The Madison Square Garden Company, which manages New York City’s famous dance team the Radio City Rockettes, issued a statement on 23 December 2016 denying reports that all full-time dancers in the company would be required to perform at President-elect Donald Trump’s inaugural festivities on 20 January 2017, willingly or not:

For a Rockette to be considered for an event, they must voluntarily sign up and are never told they have to perform at a particular event, including the inaugural. It is always their choice. In fact, for the coming inauguration, we had more Rockettes request to participate than we have slots available.

This followed an announcement made the previous day, amid ongoing speculation about the inaugural entertainment line-up, that the Rockettes would be “honored” to perform at the event:

The Radio City Rockettes, an original American brand, have performed at Radio City Music Hall since 1932 and, as treasured American icons, have taken part in some of the nation’s most illustrious events such as Super Bowl halftime shows, Macy’s Thanksgiving Day parades and presidential inaugurations, including in 2001 and 2005.  We are honored that the Rockettes have again been asked to perform in the upcoming inauguration festivities.

The announcement met resistance from some of the Rockettes themselves, one of whom, a dancer named Phoebe Pearl, stated her objection (since deleted) via Instagram:

I usually don’t use social media to make a political stand but I feel overwhelmed with emotion. Finding out that it has been decided for us that Rockettes will be performing at the Presidential inauguration makes me feel embarrassed and disappointed. The women I work with are intelligent and are full of love and the decision of performing for a man that stands for everything we’re against is appalling. I am speaking for just myself but please know that after we found out this news, we have been performing with tears in our eyes and heavy hearts #notmypresident

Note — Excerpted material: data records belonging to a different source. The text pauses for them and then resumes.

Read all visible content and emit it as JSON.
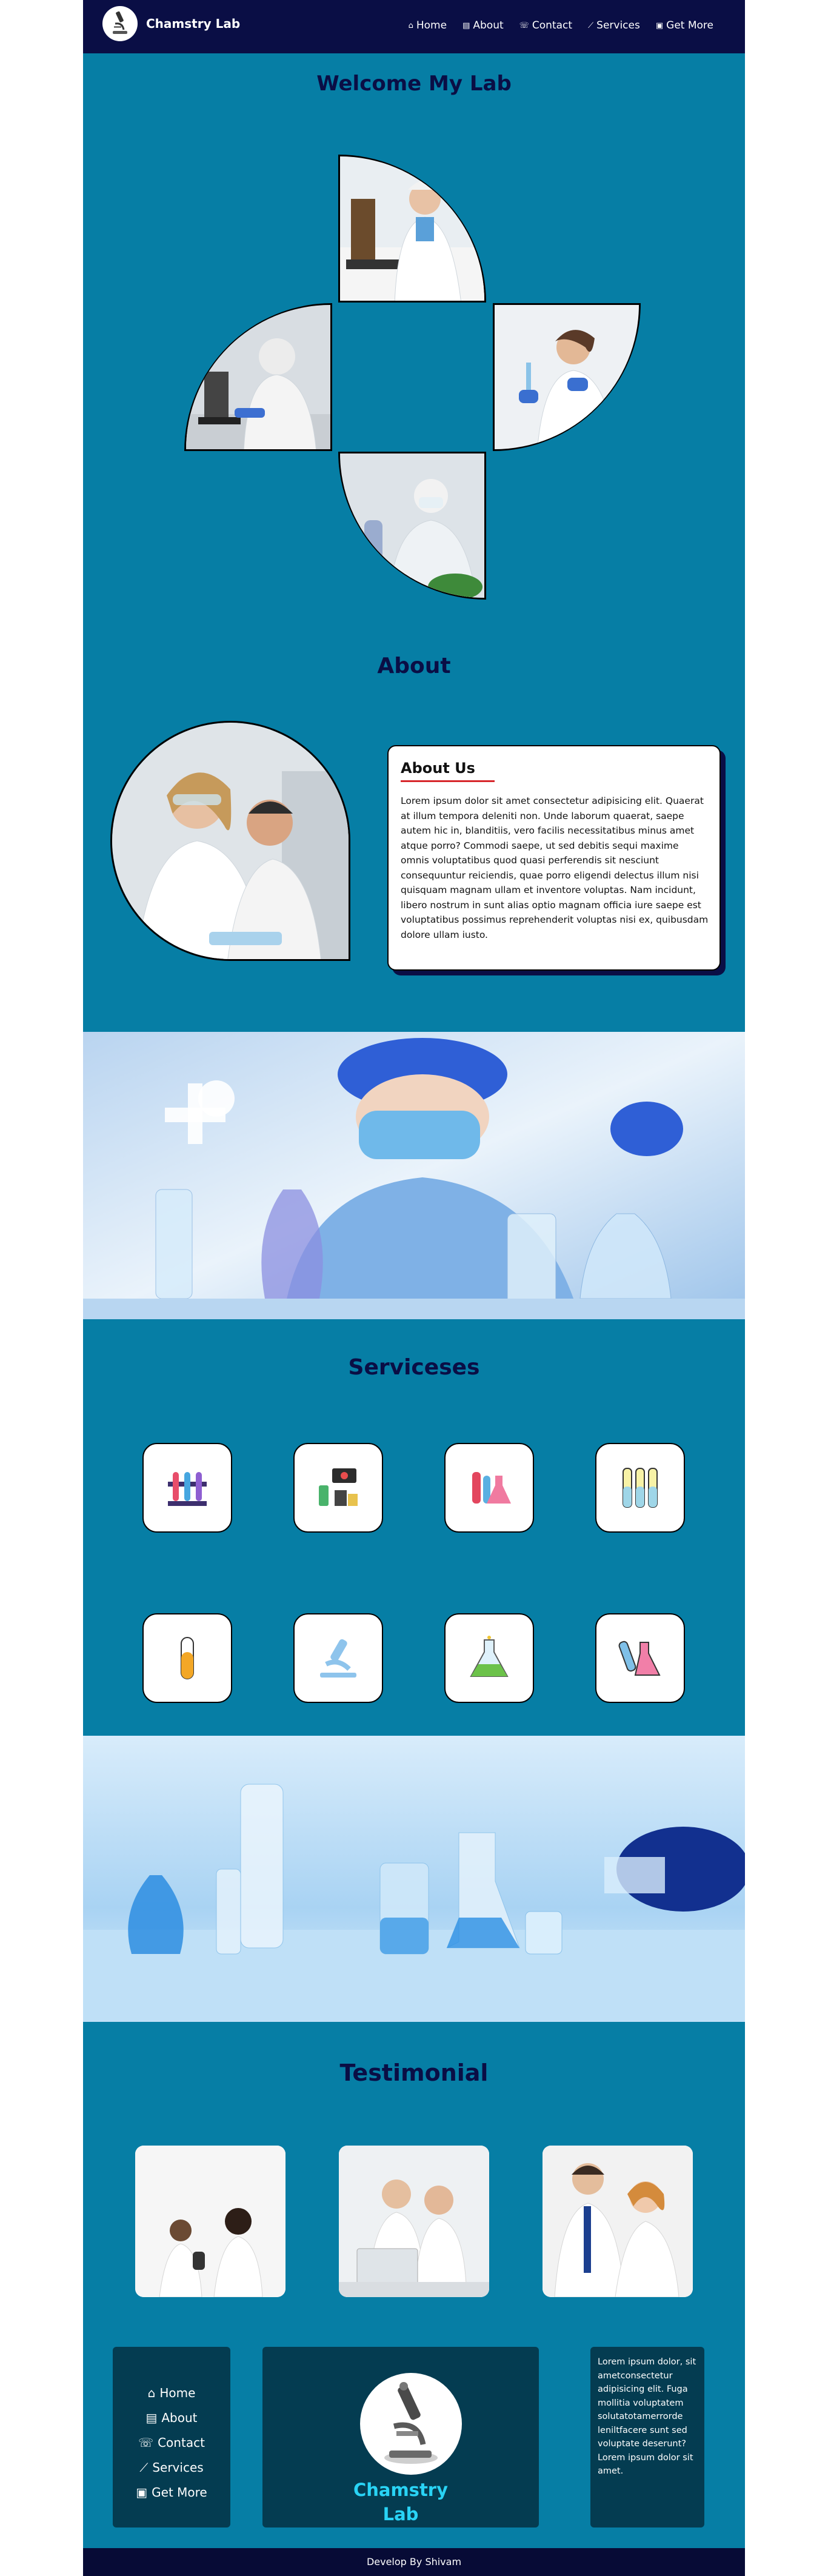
{
  "header": {
    "brand": "Chamstry Lab",
    "nav": [
      {
        "label": "Home",
        "icon": "home-icon",
        "glyph": "⌂"
      },
      {
        "label": "About",
        "icon": "id-card-icon",
        "glyph": "▤"
      },
      {
        "label": "Contact",
        "icon": "phone-icon",
        "glyph": "☏"
      },
      {
        "label": "Services",
        "icon": "chart-line-icon",
        "glyph": "⟋"
      },
      {
        "label": "Get More",
        "icon": "box-icon",
        "glyph": "▣"
      }
    ]
  },
  "welcome": {
    "title": "Welcome My Lab"
  },
  "about": {
    "title": "About",
    "card_title": "About Us",
    "card_text": "Lorem ipsum dolor sit amet consectetur adipisicing elit. Quaerat at illum tempora deleniti non. Unde laborum quaerat, saepe autem hic in, blanditiis, vero facilis necessitatibus minus amet atque porro? Commodi saepe, ut sed debitis sequi maxime omnis voluptatibus quod quasi perferendis sit nesciunt consequuntur reiciendis, quae porro eligendi delectus illum nisi quisquam magnam ullam et inventore voluptas. Nam incidunt, libero nostrum in sunt alias optio magnam officia iure saepe est voluptatibus possimus reprehenderit voluptas nisi ex, quibusdam dolore ullam iusto."
  },
  "services": {
    "title": "Serviceses",
    "icons": [
      "test-tubes-rack-icon",
      "lab-equipment-icon",
      "flask-tubes-icon",
      "yellow-test-tubes-icon",
      "test-tube-icon",
      "microscope-icon",
      "green-flask-icon",
      "pink-flask-icon"
    ]
  },
  "testimonial": {
    "title": "Testimonial"
  },
  "footer": {
    "links": [
      {
        "label": "Home",
        "glyph": "⌂"
      },
      {
        "label": "About",
        "glyph": "▤"
      },
      {
        "label": "Contact",
        "glyph": "☏"
      },
      {
        "label": "Services",
        "glyph": "⟋"
      },
      {
        "label": "Get More",
        "glyph": "▣"
      }
    ],
    "brand_line1": "Chamstry",
    "brand_line2": "Lab",
    "text": "Lorem ipsum dolor, sit ametconsectetur adipisicing elit. Fuga mollitia voluptatem solutatotamerrorde leniltfacere sunt sed voluptate deserunt? Lorem ipsum dolor sit amet.",
    "credit": "Develop By Shivam"
  },
  "colors": {
    "page": "#067ea5",
    "navy": "#0a0e45",
    "footer_box": "#043c51",
    "footer_brand": "#29d3f5"
  }
}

Pearl’s statement elicited a response attributed in the media to a “high-ranking” official of the performers’ union, the American Guild of Variety Artists, which said participation in the event was obligatory for full-time dancers:

Everyone is entitled to her own political beliefs, but there is no room for this in the workplace.

If you are not full time, you do not have to sign up to do this work. If you are full time, you are obligated. Doing the best performance to reflect an American Institution which has been here for over 90 years is your job.

The union issued a clarification on 23 December, according to NBC News, explaining that its position had been previously misrepresented:

“The Union never ‘demanded’ that the Rockettes perform at the inauguration, the AGVA said in a statement. “A message was sent to the Rockettes last evening that stated the terms of their contract.”

“There is a small group of year round Rockettes who are contractually obligated to perform at scheduled events throughout the year. We are pleased that Radio City has agreed that for those Rockettes with year-round employment, participation in this event will be voluntary as well.”

Sources:

Bailey, Chelsea.    “Rockettes Not Required to Perform at Trump Inauguration, Union Says.”
   NBC News.   23 December 2016.

Hilton, Perez.   “The Rockettes Are Performing at Donald Trump’s Inauguration — And the Dancers Could Get SUED if They Refuse!”
   PerezHilton.com.   22 December 2016.

Kennedy Mark.   “Rockettes Owner Says Inauguration Attendance Is a Choice, Contrary to Union’s Message.”
   Associated Press.   23 December 2016.

Rogers, Katie.   “Rockettes Won’t Be Forced to Dance at Trump Inauguration, Company Says.”
   The New York Times.   23 December 2016.